The troubles continued in the last week of March when ice accumulations derailed one of the diesels at Signal Butte. The railroad had to open the road into the switchback with a CAT to get heavy off-rail equipment in to get things back on track.

On Thursday 6 April 2006 a freight went east out of McCloud, trying to make Cayton. The train made a litte past Bartle before stalling out due to the amount of snow covering the rails. Once again the call went out for the spreader, and it went to work. A mechanical malfunction forced the spreader to halt for a good part of Thursday afternoon, with the problem finally fixed after a couple hours of work. The spreader got the line cleared enough to allow the Cayton job to continue. On Friday 7 April 2006 the spreader went to work west of McCloud to re-open the line to Mount Shasta.

So goes another year of winter operations on the McCloud Railway. McCloud Rails staff wishes to thank John West, Travis Berryman, and Roger Titus for the information included in the narrative above. John West sent along some photos he has taken during the first two weeks of April that are displayed below. Thank you very much, John!

The spreader at work rolling into Curtis.

On another day the spreader is working near at Pierce, about to cross the Ski Park Highway.

The plow train has crossed the Ski Park highway and is starting down the west slope of the mountain.

After the line is cleared...the #37 rolling a string of loads through Bartle on the way back to McCloud.

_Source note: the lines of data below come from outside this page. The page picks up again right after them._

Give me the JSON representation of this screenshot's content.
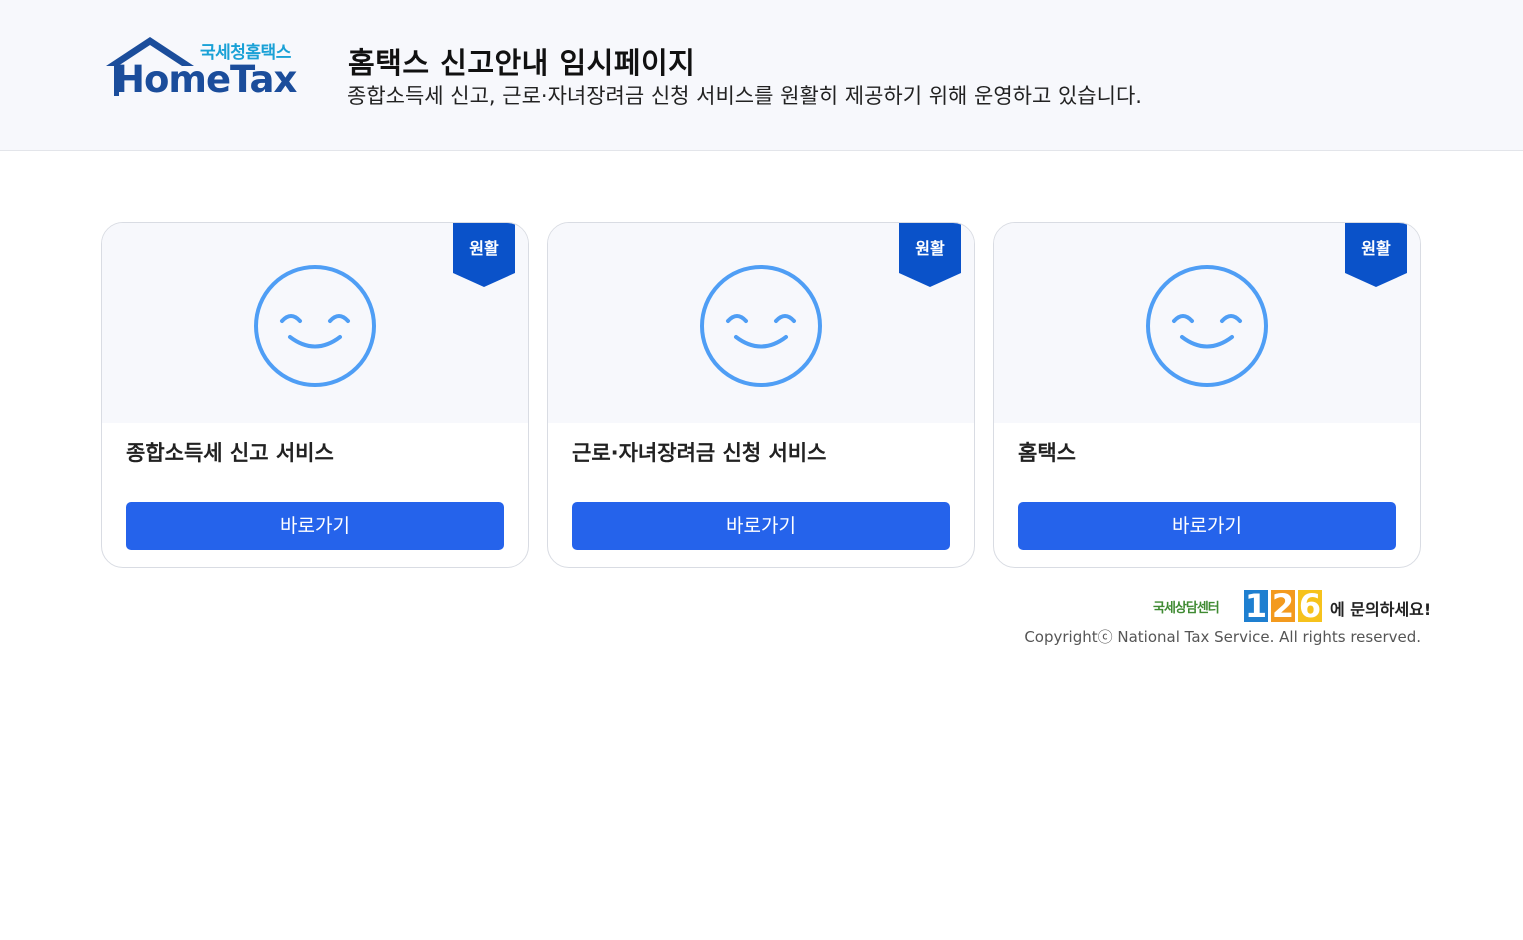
{
  "header": {
    "logo_kr": "국세청홈택스",
    "logo_en": "HomeTax",
    "title": "홈택스 신고안내 임시페이지",
    "subtitle": "종합소득세 신고, 근로·자녀장려금 신청 서비스를 원활히 제공하기 위해 운영하고 있습니다."
  },
  "cards": [
    {
      "status": "원활",
      "name": "종합소득세 신고 서비스",
      "button": "바로가기",
      "icon": "smiley-icon"
    },
    {
      "status": "원활",
      "name": "근로·자녀장려금 신청 서비스",
      "button": "바로가기",
      "icon": "smiley-icon"
    },
    {
      "status": "원활",
      "name": "홈택스",
      "button": "바로가기",
      "icon": "smiley-icon"
    }
  ],
  "footer": {
    "center_label": "국세상담센터",
    "center_number": "126",
    "center_tail": "에 문의하세요!",
    "copyright": "Copyrightⓒ National Tax Service. All rights reserved."
  },
  "colors": {
    "primary_button": "#2563eb",
    "ribbon": "#0a52c9",
    "smiley": "#4f9ef5",
    "header_bg": "#f7f8fc"
  }
}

On another day the #37 is rolling a string of empties by Milepost 37.

The #38 leading a short freight out of the Mount Shasta yard.